YOUR CLIENTS should be informed that your ability to help them meet their obligations to manage the risks of ice in the coming season has been severally impacted by circumstances beyond your control. You should elaborate on the reasons why and confirm (if possible) that the contract will have to be changed to allow for alternative products to be supplied. The price of the alternative products should then be negotiated. You should be careful not to approve an alternative to salt which will not perform as well as salt, unless the client assumes full responsibility for the risks associated with such a change. Optimally, the client should be encouraged to consider the use of non-chloride options that will perform as well as, or better, than salt.
If non-chloride alternatives are not available, you may need to consider advising the client that your ability to perform the contract is frustrated and/or that you are entitled to rely on a contractual clause in order to be relieved of the obligation to provide salt. It may also be necessary to help the client develop strategies to close off areas to traffic and to post signs about the shortage as a means of managing the issue. It should be clear, to the extent possible, that these steps are taken to assist clients to meet their obligations and without any representation or warranty that they will necessarily be successful in managing the risk of slip and fall.
Finally, if an appropriate change to the contract cannot be negotiated so as to manage the risk of ice responsibly without the use of salt, experienced counsel should be consulted. This is because every contract and circumstance will be different and as the risks of a slip and fall in the circumstances can be significant.
Robert Kennaley and Josh Winter practice construction law in Toronto and Simcoe, Ont. They speak and write on construction law issues and can be reached for comment at 416-700-4142 or at email@example.com and firstname.lastname@example.org.

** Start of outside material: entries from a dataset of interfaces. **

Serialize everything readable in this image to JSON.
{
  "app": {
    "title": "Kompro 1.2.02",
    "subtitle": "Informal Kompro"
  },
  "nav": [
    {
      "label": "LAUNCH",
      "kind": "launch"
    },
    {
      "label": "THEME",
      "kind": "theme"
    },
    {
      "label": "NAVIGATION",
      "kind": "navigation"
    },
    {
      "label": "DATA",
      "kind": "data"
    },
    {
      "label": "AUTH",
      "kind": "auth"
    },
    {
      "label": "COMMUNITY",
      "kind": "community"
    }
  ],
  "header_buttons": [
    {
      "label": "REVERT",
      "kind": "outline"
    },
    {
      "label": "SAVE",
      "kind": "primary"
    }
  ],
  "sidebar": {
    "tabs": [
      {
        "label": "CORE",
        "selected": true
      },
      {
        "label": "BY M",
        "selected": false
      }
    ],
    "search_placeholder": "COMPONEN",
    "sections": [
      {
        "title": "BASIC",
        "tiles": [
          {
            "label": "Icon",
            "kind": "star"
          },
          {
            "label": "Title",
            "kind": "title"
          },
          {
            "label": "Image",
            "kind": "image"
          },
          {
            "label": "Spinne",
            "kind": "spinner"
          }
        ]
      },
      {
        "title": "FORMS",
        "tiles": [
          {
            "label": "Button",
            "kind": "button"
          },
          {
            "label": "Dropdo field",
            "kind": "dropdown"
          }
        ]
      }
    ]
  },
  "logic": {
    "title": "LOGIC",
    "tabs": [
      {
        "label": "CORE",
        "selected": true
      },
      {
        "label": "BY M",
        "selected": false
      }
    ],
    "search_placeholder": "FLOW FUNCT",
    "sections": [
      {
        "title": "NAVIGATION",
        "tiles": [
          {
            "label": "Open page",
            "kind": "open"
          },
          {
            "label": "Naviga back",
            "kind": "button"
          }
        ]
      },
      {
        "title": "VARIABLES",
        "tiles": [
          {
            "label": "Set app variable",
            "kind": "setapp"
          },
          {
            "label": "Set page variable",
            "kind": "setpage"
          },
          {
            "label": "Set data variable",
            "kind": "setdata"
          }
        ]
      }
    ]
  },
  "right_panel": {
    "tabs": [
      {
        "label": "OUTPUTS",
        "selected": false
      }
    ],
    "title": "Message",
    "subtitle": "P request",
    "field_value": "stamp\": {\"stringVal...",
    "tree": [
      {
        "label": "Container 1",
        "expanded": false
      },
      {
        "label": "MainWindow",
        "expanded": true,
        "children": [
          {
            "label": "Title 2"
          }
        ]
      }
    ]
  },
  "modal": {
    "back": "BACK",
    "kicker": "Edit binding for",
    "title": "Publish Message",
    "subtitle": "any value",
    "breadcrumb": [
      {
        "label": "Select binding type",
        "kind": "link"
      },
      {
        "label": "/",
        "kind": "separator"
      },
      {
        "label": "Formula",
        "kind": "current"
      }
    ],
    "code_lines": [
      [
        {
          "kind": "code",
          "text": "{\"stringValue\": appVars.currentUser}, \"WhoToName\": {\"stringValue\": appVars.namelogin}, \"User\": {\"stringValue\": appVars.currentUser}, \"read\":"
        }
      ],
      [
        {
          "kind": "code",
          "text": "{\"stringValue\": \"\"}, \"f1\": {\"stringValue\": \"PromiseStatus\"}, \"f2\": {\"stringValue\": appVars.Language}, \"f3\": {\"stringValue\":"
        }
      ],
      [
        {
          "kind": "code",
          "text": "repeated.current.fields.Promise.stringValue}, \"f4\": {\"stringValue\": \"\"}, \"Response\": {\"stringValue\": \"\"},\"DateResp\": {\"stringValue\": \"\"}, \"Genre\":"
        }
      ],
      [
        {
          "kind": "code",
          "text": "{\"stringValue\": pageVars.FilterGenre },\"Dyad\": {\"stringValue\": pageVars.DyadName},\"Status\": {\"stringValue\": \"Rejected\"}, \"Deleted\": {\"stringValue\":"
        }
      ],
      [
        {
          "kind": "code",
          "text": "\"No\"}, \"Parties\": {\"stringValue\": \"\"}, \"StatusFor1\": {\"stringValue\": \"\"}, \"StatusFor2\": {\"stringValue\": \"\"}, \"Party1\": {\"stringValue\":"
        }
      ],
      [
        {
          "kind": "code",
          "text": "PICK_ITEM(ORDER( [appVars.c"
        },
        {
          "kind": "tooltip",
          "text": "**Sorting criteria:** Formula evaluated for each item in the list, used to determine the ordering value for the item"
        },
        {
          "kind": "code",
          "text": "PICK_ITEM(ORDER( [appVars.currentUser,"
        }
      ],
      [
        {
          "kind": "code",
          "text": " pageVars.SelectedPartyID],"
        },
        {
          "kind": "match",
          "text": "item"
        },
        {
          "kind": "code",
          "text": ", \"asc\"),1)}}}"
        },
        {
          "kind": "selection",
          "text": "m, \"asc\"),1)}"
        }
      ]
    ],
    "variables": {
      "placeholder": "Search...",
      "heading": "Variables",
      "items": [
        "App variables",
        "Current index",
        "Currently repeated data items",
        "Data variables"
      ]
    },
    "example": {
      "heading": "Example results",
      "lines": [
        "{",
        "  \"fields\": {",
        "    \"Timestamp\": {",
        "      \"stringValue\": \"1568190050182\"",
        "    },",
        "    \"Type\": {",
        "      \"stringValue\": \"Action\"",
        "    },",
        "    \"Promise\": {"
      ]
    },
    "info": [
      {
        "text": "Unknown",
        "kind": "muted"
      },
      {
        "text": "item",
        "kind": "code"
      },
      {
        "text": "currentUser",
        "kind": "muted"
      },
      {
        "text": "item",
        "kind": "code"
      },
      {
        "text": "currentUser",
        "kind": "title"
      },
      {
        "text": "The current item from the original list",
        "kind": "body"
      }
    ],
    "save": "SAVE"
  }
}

This material is for information purposes and is not intended to provide legal advice. Readers who have concerns about any particular circumstance are encouraged to seek independent legal advice in that regard.